What this task involves: Send back every line of the data exactly.

Entries provided:
● ● ●
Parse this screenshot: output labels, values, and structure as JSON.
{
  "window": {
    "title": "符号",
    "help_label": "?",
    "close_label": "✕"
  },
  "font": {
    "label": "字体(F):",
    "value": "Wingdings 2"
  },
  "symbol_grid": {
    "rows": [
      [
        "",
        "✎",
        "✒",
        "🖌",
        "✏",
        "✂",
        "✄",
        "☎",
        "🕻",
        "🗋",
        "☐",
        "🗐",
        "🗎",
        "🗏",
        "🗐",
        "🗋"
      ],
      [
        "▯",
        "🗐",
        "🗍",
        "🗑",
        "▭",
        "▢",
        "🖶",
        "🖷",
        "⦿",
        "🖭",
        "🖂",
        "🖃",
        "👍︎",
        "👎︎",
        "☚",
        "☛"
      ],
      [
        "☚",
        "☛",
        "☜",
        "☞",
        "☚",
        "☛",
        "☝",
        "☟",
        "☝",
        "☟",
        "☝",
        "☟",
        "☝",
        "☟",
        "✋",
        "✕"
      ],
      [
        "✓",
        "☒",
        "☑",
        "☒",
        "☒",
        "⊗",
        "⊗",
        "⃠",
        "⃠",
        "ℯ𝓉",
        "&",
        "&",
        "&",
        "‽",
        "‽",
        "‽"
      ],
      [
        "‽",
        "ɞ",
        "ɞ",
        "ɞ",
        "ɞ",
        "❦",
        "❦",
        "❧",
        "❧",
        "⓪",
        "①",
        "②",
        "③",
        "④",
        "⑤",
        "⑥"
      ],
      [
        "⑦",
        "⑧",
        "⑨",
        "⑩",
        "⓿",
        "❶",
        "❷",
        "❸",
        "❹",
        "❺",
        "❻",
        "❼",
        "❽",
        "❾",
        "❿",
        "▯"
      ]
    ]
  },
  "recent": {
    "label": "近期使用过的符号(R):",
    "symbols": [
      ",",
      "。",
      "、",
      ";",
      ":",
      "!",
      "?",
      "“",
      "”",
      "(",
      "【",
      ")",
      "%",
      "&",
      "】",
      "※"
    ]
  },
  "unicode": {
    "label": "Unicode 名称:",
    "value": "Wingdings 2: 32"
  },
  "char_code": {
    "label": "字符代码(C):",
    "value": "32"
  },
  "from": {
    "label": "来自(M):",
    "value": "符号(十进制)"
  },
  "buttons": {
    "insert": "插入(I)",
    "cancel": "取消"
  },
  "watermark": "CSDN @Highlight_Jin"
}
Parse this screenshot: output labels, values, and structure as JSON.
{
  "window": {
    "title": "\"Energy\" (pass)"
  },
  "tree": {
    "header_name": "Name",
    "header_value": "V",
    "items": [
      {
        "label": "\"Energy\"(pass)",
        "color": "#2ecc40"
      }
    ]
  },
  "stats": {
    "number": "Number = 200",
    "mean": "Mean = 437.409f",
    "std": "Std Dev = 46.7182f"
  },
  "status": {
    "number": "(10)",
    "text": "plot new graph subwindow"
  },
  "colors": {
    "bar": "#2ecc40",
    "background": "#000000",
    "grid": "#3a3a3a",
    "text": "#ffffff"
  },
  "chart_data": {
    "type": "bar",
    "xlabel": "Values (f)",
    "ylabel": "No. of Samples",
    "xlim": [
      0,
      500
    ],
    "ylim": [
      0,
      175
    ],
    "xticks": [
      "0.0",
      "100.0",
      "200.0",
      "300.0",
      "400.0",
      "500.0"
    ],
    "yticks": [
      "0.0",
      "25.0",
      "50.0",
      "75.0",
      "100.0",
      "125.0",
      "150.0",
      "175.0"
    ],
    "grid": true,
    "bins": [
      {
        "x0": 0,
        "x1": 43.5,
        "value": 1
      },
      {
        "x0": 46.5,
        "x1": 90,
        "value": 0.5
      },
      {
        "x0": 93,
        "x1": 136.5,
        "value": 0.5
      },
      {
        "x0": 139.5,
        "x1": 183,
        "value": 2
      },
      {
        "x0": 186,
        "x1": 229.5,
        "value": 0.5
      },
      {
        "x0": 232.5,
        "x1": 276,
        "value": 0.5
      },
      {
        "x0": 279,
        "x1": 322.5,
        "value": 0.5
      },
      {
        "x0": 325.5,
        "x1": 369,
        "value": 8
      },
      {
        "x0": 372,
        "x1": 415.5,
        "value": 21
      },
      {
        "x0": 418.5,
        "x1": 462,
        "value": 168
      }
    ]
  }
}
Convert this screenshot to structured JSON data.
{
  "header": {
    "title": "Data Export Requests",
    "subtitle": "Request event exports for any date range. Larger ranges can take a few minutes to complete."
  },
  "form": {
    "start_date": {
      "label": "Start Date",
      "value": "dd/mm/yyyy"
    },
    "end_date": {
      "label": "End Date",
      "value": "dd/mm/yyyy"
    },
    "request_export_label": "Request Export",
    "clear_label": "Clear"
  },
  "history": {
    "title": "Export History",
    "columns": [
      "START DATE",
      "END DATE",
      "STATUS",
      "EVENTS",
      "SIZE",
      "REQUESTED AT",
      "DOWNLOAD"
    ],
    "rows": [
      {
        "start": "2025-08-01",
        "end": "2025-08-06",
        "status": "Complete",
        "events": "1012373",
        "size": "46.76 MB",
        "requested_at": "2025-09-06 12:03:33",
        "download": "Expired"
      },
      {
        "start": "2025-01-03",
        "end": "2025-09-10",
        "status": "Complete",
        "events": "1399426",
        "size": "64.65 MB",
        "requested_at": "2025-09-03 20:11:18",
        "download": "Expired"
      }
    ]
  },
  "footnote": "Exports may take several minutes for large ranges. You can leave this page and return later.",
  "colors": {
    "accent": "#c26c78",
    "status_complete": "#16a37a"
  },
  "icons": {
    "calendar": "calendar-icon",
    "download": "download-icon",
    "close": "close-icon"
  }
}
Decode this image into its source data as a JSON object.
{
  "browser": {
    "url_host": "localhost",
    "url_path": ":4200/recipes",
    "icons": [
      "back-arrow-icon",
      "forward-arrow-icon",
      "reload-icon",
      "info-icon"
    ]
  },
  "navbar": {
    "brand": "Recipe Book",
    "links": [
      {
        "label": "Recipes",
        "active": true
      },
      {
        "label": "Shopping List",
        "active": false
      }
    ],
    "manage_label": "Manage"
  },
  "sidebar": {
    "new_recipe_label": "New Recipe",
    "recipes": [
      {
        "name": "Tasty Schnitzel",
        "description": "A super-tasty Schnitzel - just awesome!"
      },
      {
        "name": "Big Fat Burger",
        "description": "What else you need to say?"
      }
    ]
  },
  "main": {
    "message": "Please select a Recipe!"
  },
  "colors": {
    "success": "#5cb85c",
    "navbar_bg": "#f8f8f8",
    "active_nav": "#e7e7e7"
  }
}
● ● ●
Written solution:
Parse this screenshot: output labels, values, and structure as JSON.
{
  "window": {
    "title": "符号",
    "help_label": "?",
    "close_label": "✕"
  },
  "font": {
    "label": "字体(F):",
    "value": "Wingdings 2"
  },
  "symbol_grid": {
    "rows": [
      [
        "",
        "✎",
        "✒",
        "🖌",
        "✏",
        "✂",
        "✄",
        "☎",
        "🕻",
        "🗋",
        "☐",
        "🗐",
        "🗎",
        "🗏",
        "🗐",
        "🗋"
      ],
      [
        "▯",
        "🗐",
        "🗍",
        "🗑",
        "▭",
        "▢",
        "🖶",
        "🖷",
        "⦿",
        "🖭",
        "🖂",
        "🖃",
        "👍︎",
        "👎︎",
        "☚",
        "☛"
      ],
      [
        "☚",
        "☛",
        "☜",
        "☞",
        "☚",
        "☛",
        "☝",
        "☟",
        "☝",
        "☟",
        "☝",
        "☟",
        "☝",
        "☟",
        "✋",
        "✕"
      ],
      [
        "✓",
        "☒",
        "☑",
        "☒",
        "☒",
        "⊗",
        "⊗",
        "⃠",
        "⃠",
        "ℯ𝓉",
        "&",
        "&",
        "&",
        "‽",
        "‽",
        "‽"
      ],
      [
        "‽",
        "ɞ",
        "ɞ",
        "ɞ",
        "ɞ",
        "❦",
        "❦",
        "❧",
        "❧",
        "⓪",
        "①",
        "②",
        "③",
        "④",
        "⑤",
        "⑥"
      ],
      [
        "⑦",
        "⑧",
        "⑨",
        "⑩",
        "⓿",
        "❶",
        "❷",
        "❸",
        "❹",
        "❺",
        "❻",
        "❼",
        "❽",
        "❾",
        "❿",
        "▯"
      ]
    ]
  },
  "recent": {
    "label": "近期使用过的符号(R):",
    "symbols": [
      ",",
      "。",
      "、",
      ";",
      ":",
      "!",
      "?",
      "“",
      "”",
      "(",
      "【",
      ")",
      "%",
      "&",
      "】",
      "※"
    ]
  },
  "unicode": {
    "label": "Unicode 名称:",
    "value": "Wingdings 2: 32"
  },
  "char_code": {
    "label": "字符代码(C):",
    "value": "32"
  },
  "from": {
    "label": "来自(M):",
    "value": "符号(十进制)"
  },
  "buttons": {
    "insert": "插入(I)",
    "cancel": "取消"
  },
  "watermark": "CSDN @Highlight_Jin"
}
Parse this screenshot: output labels, values, and structure as JSON.
{
  "window": {
    "title": "\"Energy\" (pass)"
  },
  "tree": {
    "header_name": "Name",
    "header_value": "V",
    "items": [
      {
        "label": "\"Energy\"(pass)",
        "color": "#2ecc40"
      }
    ]
  },
  "stats": {
    "number": "Number = 200",
    "mean": "Mean = 437.409f",
    "std": "Std Dev = 46.7182f"
  },
  "status": {
    "number": "(10)",
    "text": "plot new graph subwindow"
  },
  "colors": {
    "bar": "#2ecc40",
    "background": "#000000",
    "grid": "#3a3a3a",
    "text": "#ffffff"
  },
  "chart_data": {
    "type": "bar",
    "xlabel": "Values (f)",
    "ylabel": "No. of Samples",
    "xlim": [
      0,
      500
    ],
    "ylim": [
      0,
      175
    ],
    "xticks": [
      "0.0",
      "100.0",
      "200.0",
      "300.0",
      "400.0",
      "500.0"
    ],
    "yticks": [
      "0.0",
      "25.0",
      "50.0",
      "75.0",
      "100.0",
      "125.0",
      "150.0",
      "175.0"
    ],
    "grid": true,
    "bins": [
      {
        "x0": 0,
        "x1": 43.5,
        "value": 1
      },
      {
        "x0": 46.5,
        "x1": 90,
        "value": 0.5
      },
      {
        "x0": 93,
        "x1": 136.5,
        "value": 0.5
      },
      {
        "x0": 139.5,
        "x1": 183,
        "value": 2
      },
      {
        "x0": 186,
        "x1": 229.5,
        "value": 0.5
      },
      {
        "x0": 232.5,
        "x1": 276,
        "value": 0.5
      },
      {
        "x0": 279,
        "x1": 322.5,
        "value": 0.5
      },
      {
        "x0": 325.5,
        "x1": 369,
        "value": 8
      },
      {
        "x0": 372,
        "x1": 415.5,
        "value": 21
      },
      {
        "x0": 418.5,
        "x1": 462,
        "value": 168
      }
    ]
  }
}
Convert this screenshot to structured JSON data.
{
  "header": {
    "title": "Data Export Requests",
    "subtitle": "Request event exports for any date range. Larger ranges can take a few minutes to complete."
  },
  "form": {
    "start_date": {
      "label": "Start Date",
      "value": "dd/mm/yyyy"
    },
    "end_date": {
      "label": "End Date",
      "value": "dd/mm/yyyy"
    },
    "request_export_label": "Request Export",
    "clear_label": "Clear"
  },
  "history": {
    "title": "Export History",
    "columns": [
      "START DATE",
      "END DATE",
      "STATUS",
      "EVENTS",
      "SIZE",
      "REQUESTED AT",
      "DOWNLOAD"
    ],
    "rows": [
      {
        "start": "2025-08-01",
        "end": "2025-08-06",
        "status": "Complete",
        "events": "1012373",
        "size": "46.76 MB",
        "requested_at": "2025-09-06 12:03:33",
        "download": "Expired"
      },
      {
        "start": "2025-01-03",
        "end": "2025-09-10",
        "status": "Complete",
        "events": "1399426",
        "size": "64.65 MB",
        "requested_at": "2025-09-03 20:11:18",
        "download": "Expired"
      }
    ]
  },
  "footnote": "Exports may take several minutes for large ranges. You can leave this page and return later.",
  "colors": {
    "accent": "#c26c78",
    "status_complete": "#16a37a"
  },
  "icons": {
    "calendar": "calendar-icon",
    "download": "download-icon",
    "close": "close-icon"
  }
}
Decode this image into its source data as a JSON object.
{
  "browser": {
    "url_host": "localhost",
    "url_path": ":4200/recipes",
    "icons": [
      "back-arrow-icon",
      "forward-arrow-icon",
      "reload-icon",
      "info-icon"
    ]
  },
  "navbar": {
    "brand": "Recipe Book",
    "links": [
      {
        "label": "Recipes",
        "active": true
      },
      {
        "label": "Shopping List",
        "active": false
      }
    ],
    "manage_label": "Manage"
  },
  "sidebar": {
    "new_recipe_label": "New Recipe",
    "recipes": [
      {
        "name": "Tasty Schnitzel",
        "description": "A super-tasty Schnitzel - just awesome!"
      },
      {
        "name": "Big Fat Burger",
        "description": "What else you need to say?"
      }
    ]
  },
  "main": {
    "message": "Please select a Recipe!"
  },
  "colors": {
    "success": "#5cb85c",
    "navbar_bg": "#f8f8f8",
    "active_nav": "#e7e7e7"
  }
}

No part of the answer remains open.